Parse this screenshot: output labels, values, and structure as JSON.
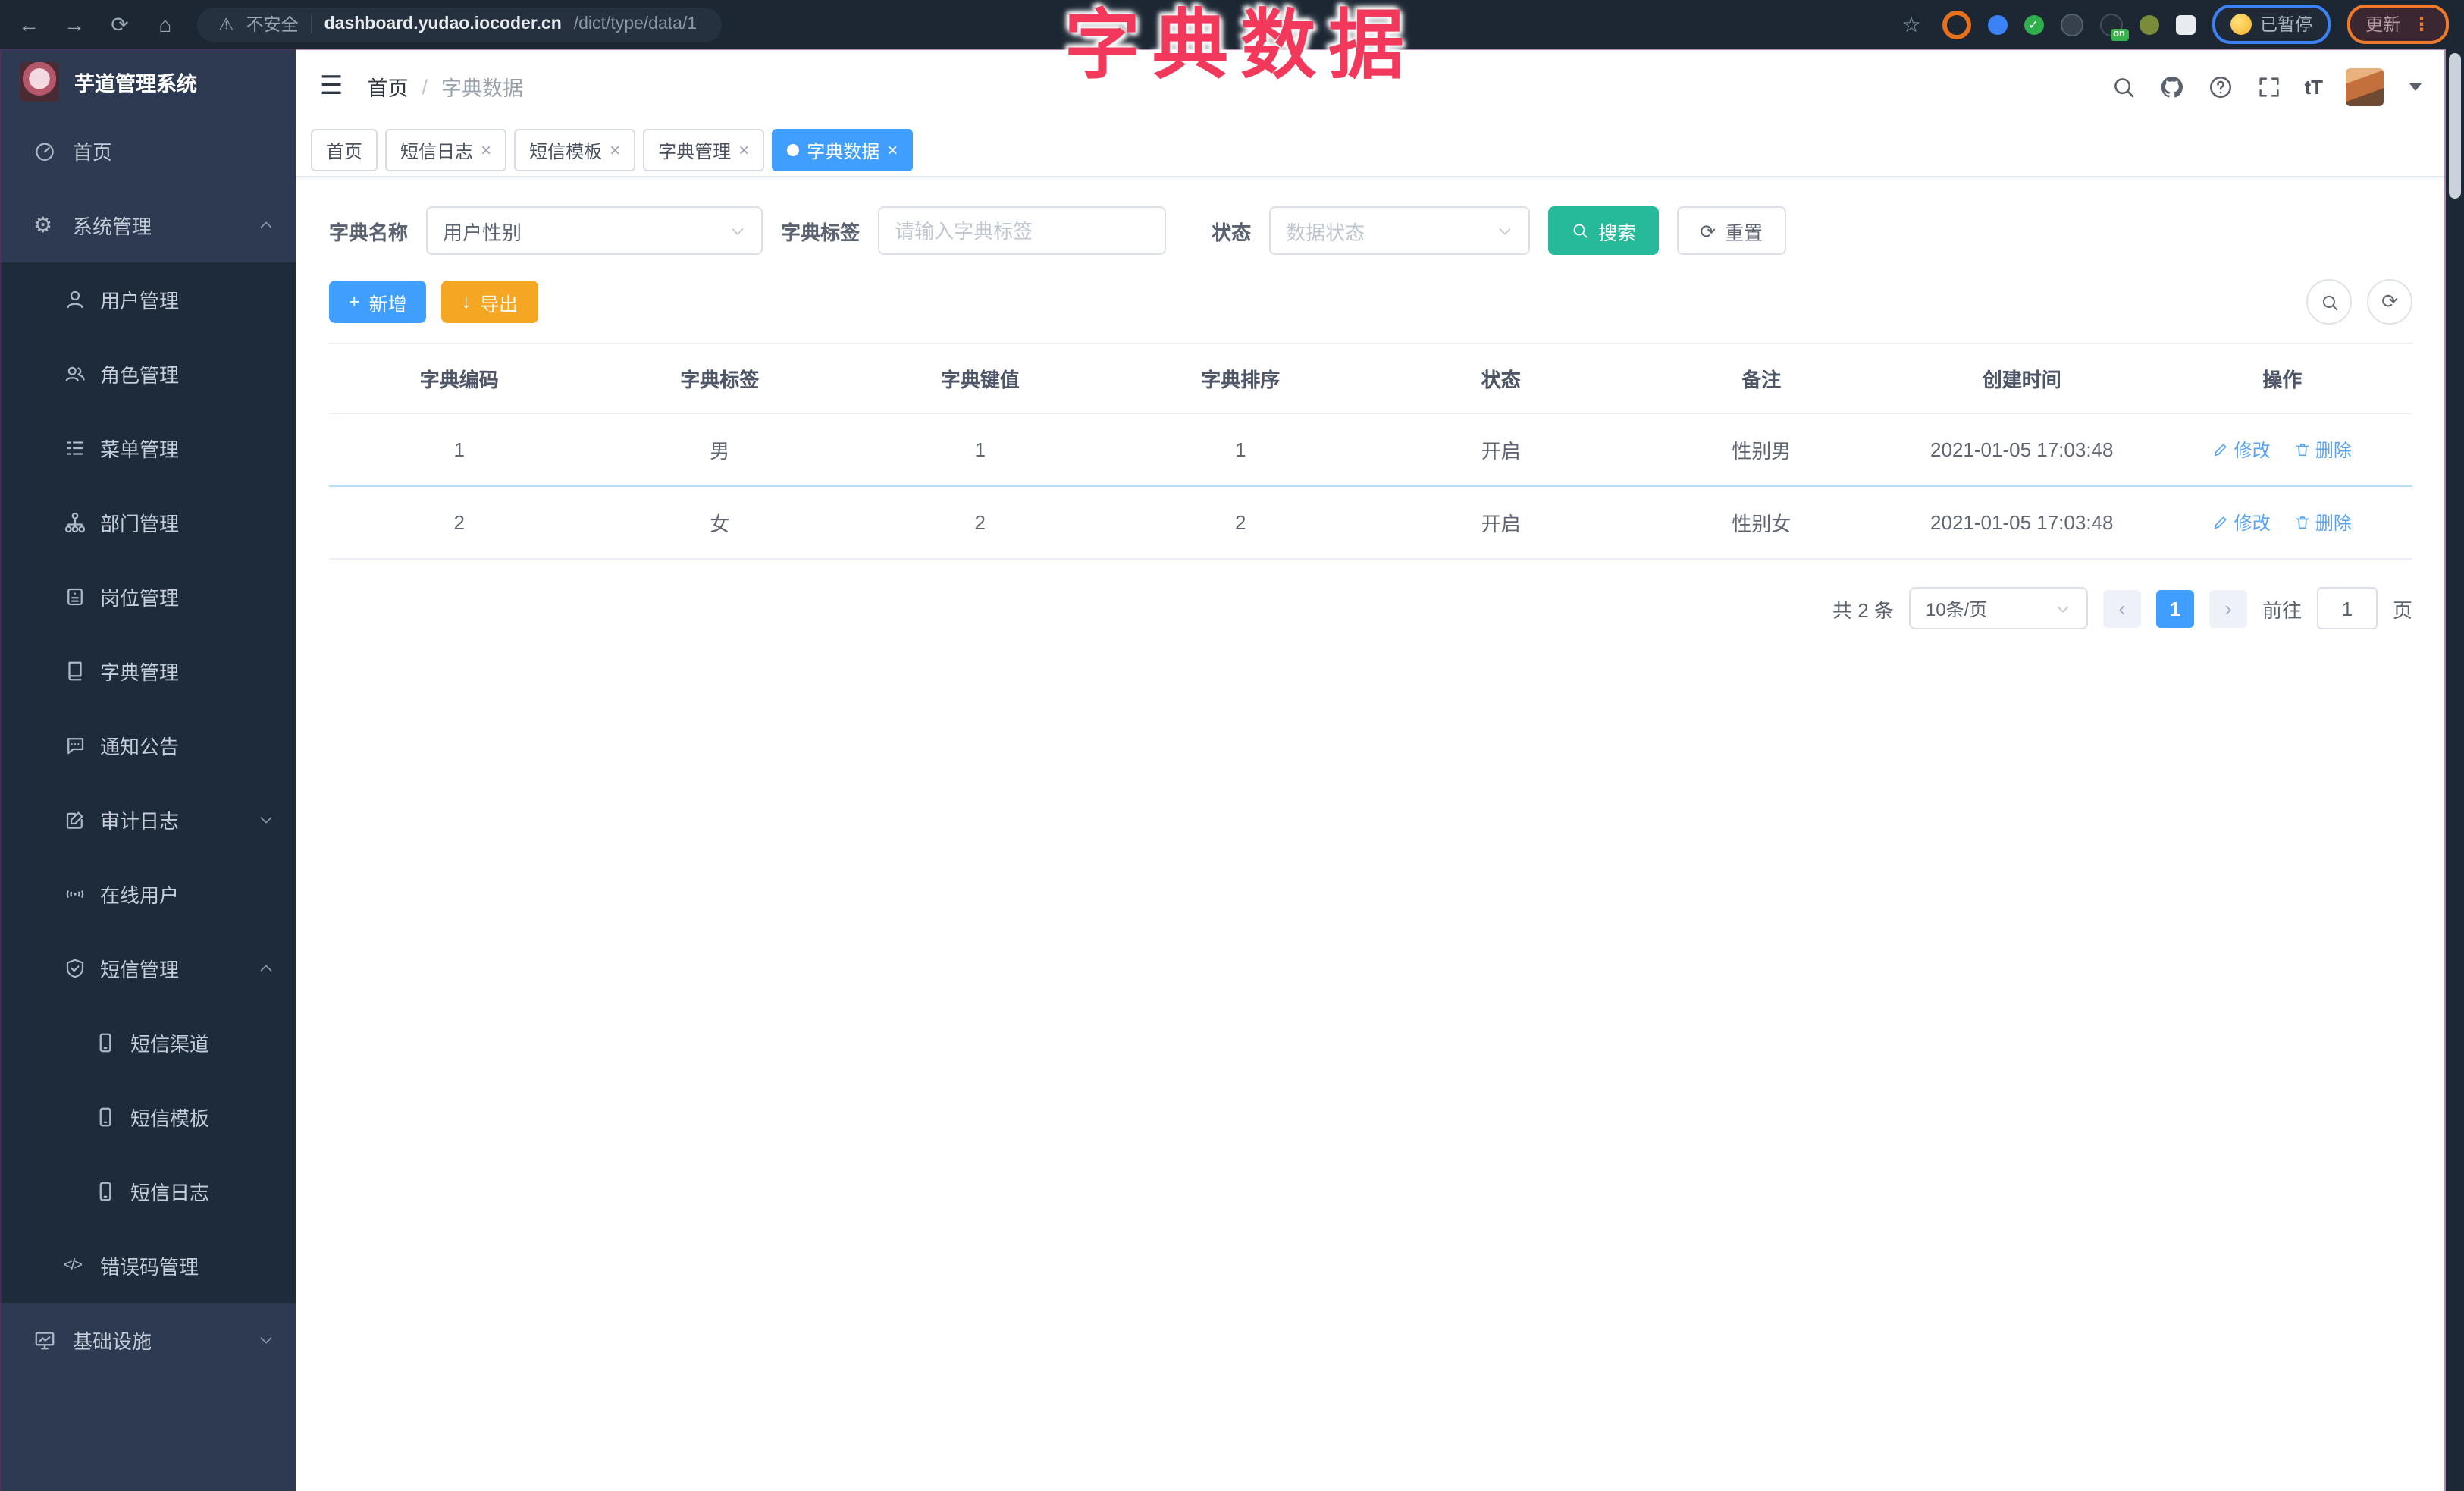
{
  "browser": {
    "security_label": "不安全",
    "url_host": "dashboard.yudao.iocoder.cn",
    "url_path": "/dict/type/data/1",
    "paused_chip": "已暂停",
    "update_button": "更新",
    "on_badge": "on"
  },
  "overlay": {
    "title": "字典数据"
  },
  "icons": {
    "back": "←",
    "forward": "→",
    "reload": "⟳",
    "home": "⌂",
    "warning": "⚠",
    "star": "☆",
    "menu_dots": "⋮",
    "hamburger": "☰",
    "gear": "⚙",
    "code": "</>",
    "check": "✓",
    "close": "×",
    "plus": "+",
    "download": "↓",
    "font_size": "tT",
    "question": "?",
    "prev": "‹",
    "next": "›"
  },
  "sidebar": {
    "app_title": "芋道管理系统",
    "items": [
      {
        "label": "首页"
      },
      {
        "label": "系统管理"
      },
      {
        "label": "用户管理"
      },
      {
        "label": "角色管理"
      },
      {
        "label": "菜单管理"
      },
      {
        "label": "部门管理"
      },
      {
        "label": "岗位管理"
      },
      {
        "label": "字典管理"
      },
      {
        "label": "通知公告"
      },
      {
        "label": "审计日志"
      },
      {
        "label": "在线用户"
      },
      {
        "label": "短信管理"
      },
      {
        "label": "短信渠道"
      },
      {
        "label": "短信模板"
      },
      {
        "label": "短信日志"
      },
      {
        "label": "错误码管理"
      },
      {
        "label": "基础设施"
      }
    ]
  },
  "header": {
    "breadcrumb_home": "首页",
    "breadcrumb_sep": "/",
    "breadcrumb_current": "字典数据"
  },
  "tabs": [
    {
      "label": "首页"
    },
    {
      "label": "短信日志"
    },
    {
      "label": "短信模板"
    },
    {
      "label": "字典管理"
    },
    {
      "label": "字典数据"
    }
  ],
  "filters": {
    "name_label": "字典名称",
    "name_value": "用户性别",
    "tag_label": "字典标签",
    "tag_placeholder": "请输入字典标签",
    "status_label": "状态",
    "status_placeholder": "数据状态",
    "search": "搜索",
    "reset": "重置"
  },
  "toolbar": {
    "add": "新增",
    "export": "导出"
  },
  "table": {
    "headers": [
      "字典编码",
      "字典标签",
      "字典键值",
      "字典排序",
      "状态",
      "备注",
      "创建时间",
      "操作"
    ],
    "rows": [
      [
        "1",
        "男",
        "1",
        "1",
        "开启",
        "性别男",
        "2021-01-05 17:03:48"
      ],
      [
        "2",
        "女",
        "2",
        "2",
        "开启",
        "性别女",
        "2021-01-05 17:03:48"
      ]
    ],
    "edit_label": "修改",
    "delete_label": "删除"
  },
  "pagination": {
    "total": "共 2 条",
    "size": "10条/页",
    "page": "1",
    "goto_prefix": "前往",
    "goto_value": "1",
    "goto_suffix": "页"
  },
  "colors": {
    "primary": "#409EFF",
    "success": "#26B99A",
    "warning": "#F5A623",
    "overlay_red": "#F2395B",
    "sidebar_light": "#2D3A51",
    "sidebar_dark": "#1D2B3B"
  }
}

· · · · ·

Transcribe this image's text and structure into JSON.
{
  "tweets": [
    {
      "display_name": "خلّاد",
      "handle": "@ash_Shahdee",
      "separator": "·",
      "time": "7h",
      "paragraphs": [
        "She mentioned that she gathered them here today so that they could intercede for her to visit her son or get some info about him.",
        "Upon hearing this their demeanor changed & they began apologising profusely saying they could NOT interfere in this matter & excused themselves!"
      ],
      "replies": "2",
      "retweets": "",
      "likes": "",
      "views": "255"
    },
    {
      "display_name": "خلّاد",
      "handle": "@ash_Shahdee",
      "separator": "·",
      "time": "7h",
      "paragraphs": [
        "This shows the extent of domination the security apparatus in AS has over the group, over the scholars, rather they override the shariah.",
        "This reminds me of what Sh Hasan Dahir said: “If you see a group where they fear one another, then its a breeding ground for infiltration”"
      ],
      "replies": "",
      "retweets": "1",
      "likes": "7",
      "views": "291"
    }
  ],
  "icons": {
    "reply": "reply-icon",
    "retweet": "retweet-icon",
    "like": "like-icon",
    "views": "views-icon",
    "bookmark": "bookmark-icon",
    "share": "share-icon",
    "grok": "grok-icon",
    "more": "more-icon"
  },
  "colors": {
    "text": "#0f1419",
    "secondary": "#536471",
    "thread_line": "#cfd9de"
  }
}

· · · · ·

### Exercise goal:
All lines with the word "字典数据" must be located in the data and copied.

### Task answer:
    "title": "字典数据"
    "breadcrumb_current": "字典数据"
      "label": "字典数据"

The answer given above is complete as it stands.